Focus works even better when you make your project highly specific.
When I was first learning French, I only thought in vague terms—I wanted to be fluent. Eventually I realized that was a lousy focus, so I made it more specific. I’d make particular projects such as being able to have a good one-on-one conversation, or being able to watch movies or read classic literature like Le Comte de Monte Cristo or Les Trois Mousquetaires.
Breaking down a language into short, mini projects made the process much less daunting, just as it later did when I broke the idea of learning computer science into thirty-three individual classes.
What if I Have a Lot of Interests?
I completely understand the reluctance to focus—what if you have a lot you want to learn. I feel exactly the same way. My formal education was in business, but I’ve studied psychology, nutrition, computer science, math, physics, economics and French.
The solution is twofold. First, make a mental distinction between how you see commitments versus interests. Second, take on your multiple interests sequentially as opposed to in parallel.
Commitments and Interests
The rule of focus doesn’t mean I need to willfully avoid everything outside of it. When I was learning French, that didn’t stop me from trying to pick up a bit of German while in Berlin, or a couple phrases in Spanish passing through Barcelona.
The distinction was that I wasn’t committed to Spanish or German. I could continue learning them if I wanted to, as an interest, but I wouldn’t force myself to. That exertion of willpower is only for the commitments in your life.
Keeping commitments minimal while having multiple interests means that you’re never constrained—you can always let your curiosity lead you, but you’re also not burned out by forcing yourself to keep up with too many projects.
Sequential and Parallel Commitments
The other way you can successfully juggle multiple projects is to do them serially, as opposed to in parallel. When I was working on computer science, my interest in taking on a new language or subject didn’t go away, I just made a mental note that it was something I could continueafterthis particular quest.
Benny’s commitments are often only 3 months, which lets him make substantial progress in a language, but it still allows him to have explored dozens of languages during his travels. This is precisely because he learns one language at a time, rather than all at once.
What if You Can’t Focus?
The rule of focus applies to your discretionary time and energy. Meaning the effort of which you have the ability to choose how you spend it. For some people, this might be significant—I was lucky enough to devote the majority of my time to my project. For others it might be more constrained. Work, family or school may always eat up a chunk of your time before you get to choose your goals.
But this rule applies even more so to the people with involuntary commitments. If your work or studies automatically consumes much of your time, then it’s even more important to apply your remaining free time efficiently.
Unfortunately, many people simply give up and decide that the free time that they do have is not enough.
Focus is not an unusual trick, but it is a seldom-applied one. Whether you want to learn a new language, or just understand the world one subject at a time, it’s also a tool you don’t want to forget.
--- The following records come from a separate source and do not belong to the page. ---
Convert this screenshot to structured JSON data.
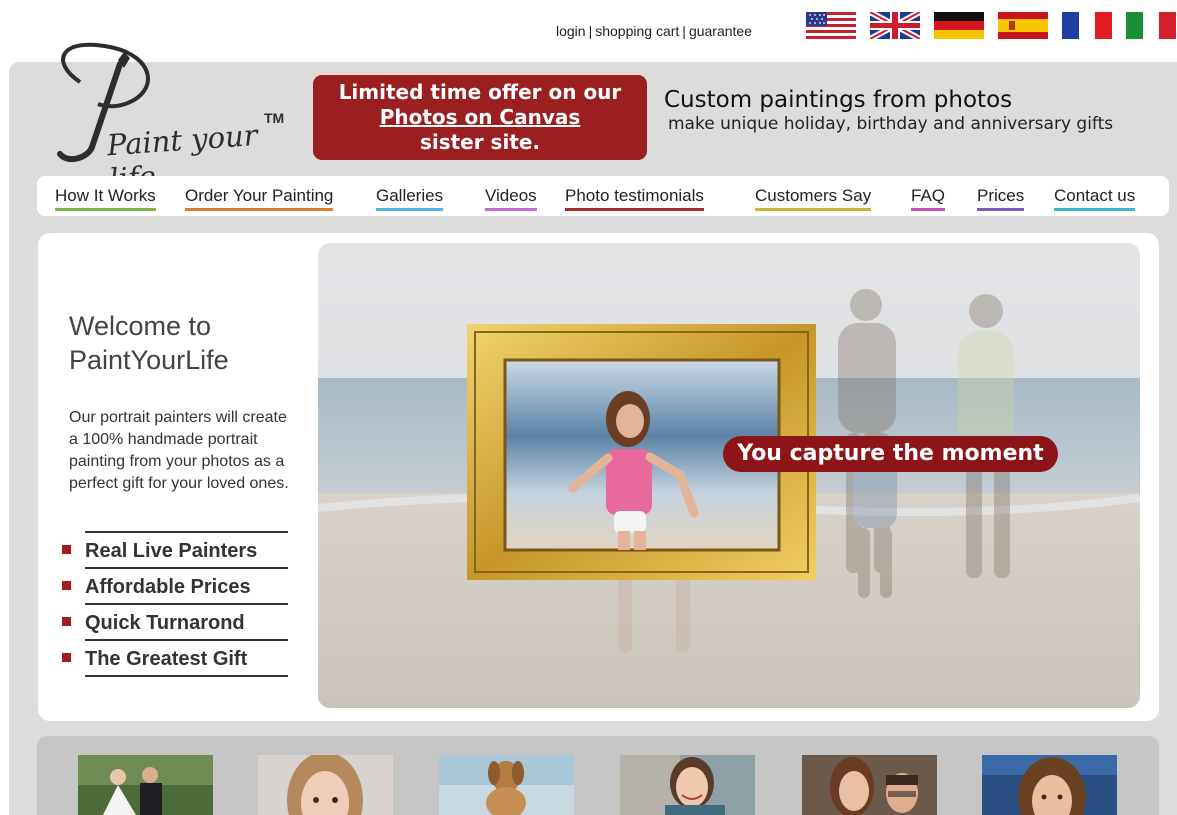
{
  "top_links": [
    "login",
    "shopping cart",
    "guarantee"
  ],
  "top_separator": "|",
  "languages": [
    {
      "name": "English (US)",
      "icon": "us-flag-icon"
    },
    {
      "name": "English (UK)",
      "icon": "uk-flag-icon"
    },
    {
      "name": "German",
      "icon": "germany-flag-icon"
    },
    {
      "name": "Spanish",
      "icon": "spain-flag-icon"
    },
    {
      "name": "French",
      "icon": "france-flag-icon"
    },
    {
      "name": "Italian",
      "icon": "italy-flag-icon"
    }
  ],
  "logo": {
    "text": "Paint your life",
    "mark": "TM",
    "icon": "paintbrush-icon"
  },
  "offer": {
    "line1": "Limited time offer on our",
    "link": "Photos on Canvas",
    "line3": "sister site."
  },
  "tagline": {
    "title": "Custom paintings from photos",
    "subtitle": "make unique holiday, birthday and anniversary gifts"
  },
  "nav": [
    {
      "label": "How It Works",
      "color": "#7ab648"
    },
    {
      "label": "Order Your Painting",
      "color": "#e07b2a"
    },
    {
      "label": "Galleries",
      "color": "#4fb3e0"
    },
    {
      "label": "Videos",
      "color": "#c56bd6"
    },
    {
      "label": "Photo testimonials",
      "color": "#a4282c"
    },
    {
      "label": "Customers Say",
      "color": "#c8b43a"
    },
    {
      "label": "FAQ",
      "color": "#c94fb0"
    },
    {
      "label": "Prices",
      "color": "#7c5cc4"
    },
    {
      "label": "Contact us",
      "color": "#3cb6c9"
    }
  ],
  "welcome": {
    "line1": "Welcome to",
    "line2": "PaintYourLife"
  },
  "intro": "Our portrait painters will create a 100% handmade portrait painting from your photos as a perfect gift for your loved ones.",
  "features": [
    "Real Live Painters",
    "Affordable Prices",
    "Quick Turnarond",
    "The Greatest Gift"
  ],
  "hero": {
    "caption": "You capture the moment"
  },
  "colors": {
    "accent": "#9c1f1f",
    "panel": "#dcdcdc"
  }
}
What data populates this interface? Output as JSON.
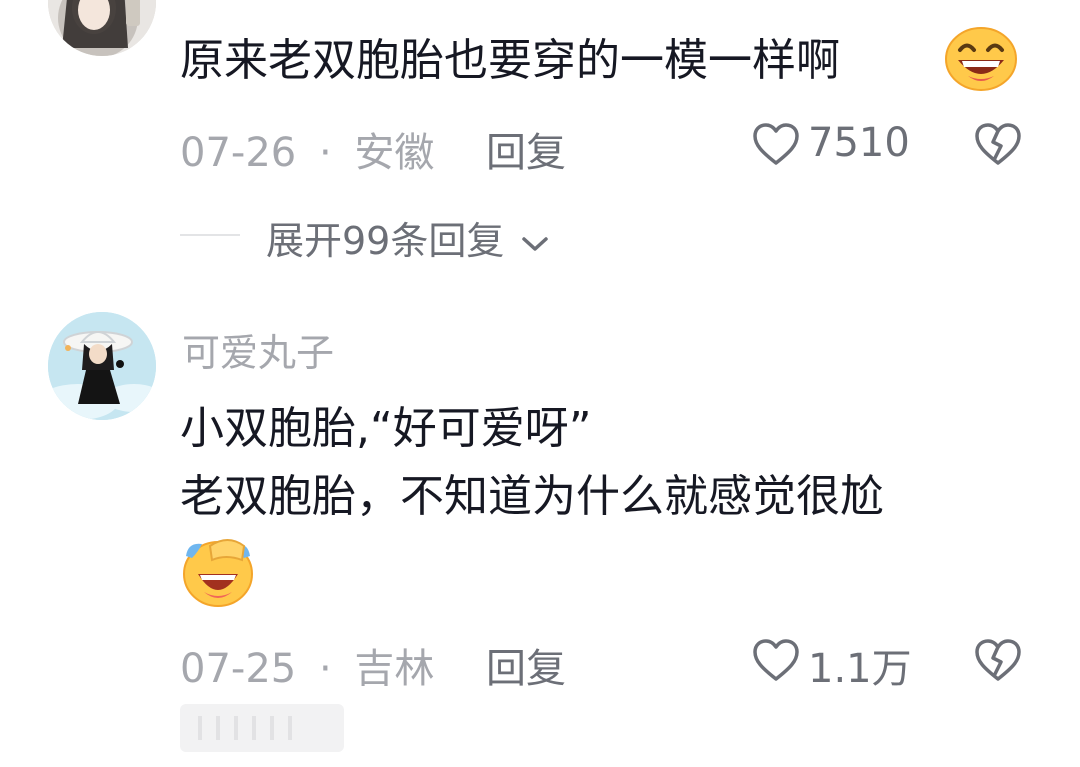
{
  "comments": [
    {
      "text": "原来老双胞胎也要穿的一模一样啊",
      "date": "07-26",
      "location": "安徽",
      "reply_label": "回复",
      "likes": "7510",
      "expand_label": "展开99条回复"
    },
    {
      "username": "可爱丸子",
      "text_line1": "小双胞胎,“好可爱呀”",
      "text_line2": "老双胞胎，不知道为什么就感觉很尬",
      "date": "07-25",
      "location": "吉林",
      "reply_label": "回复",
      "likes": "1.1万"
    }
  ],
  "meta_separator": "·",
  "colors": {
    "text_primary": "#161823",
    "text_secondary": "#a5a7ad",
    "icon": "#6c6f77"
  },
  "icons": [
    "heart-outline-icon",
    "broken-heart-icon",
    "chevron-down-icon",
    "grin-emoji-icon",
    "laughing-tears-emoji-icon"
  ]
}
If you enjoyed this article, click here to get a (free) rapid-learning ebook. This details the exact strategies Scott used learning MIT's 4-year computer science degree in 12 months. Also, make sure to share your thoughts on this with us in the comments below!
And finally... One of the best ways to learn a new language is with podcasts. Read more about how to use podcasts to learn a language.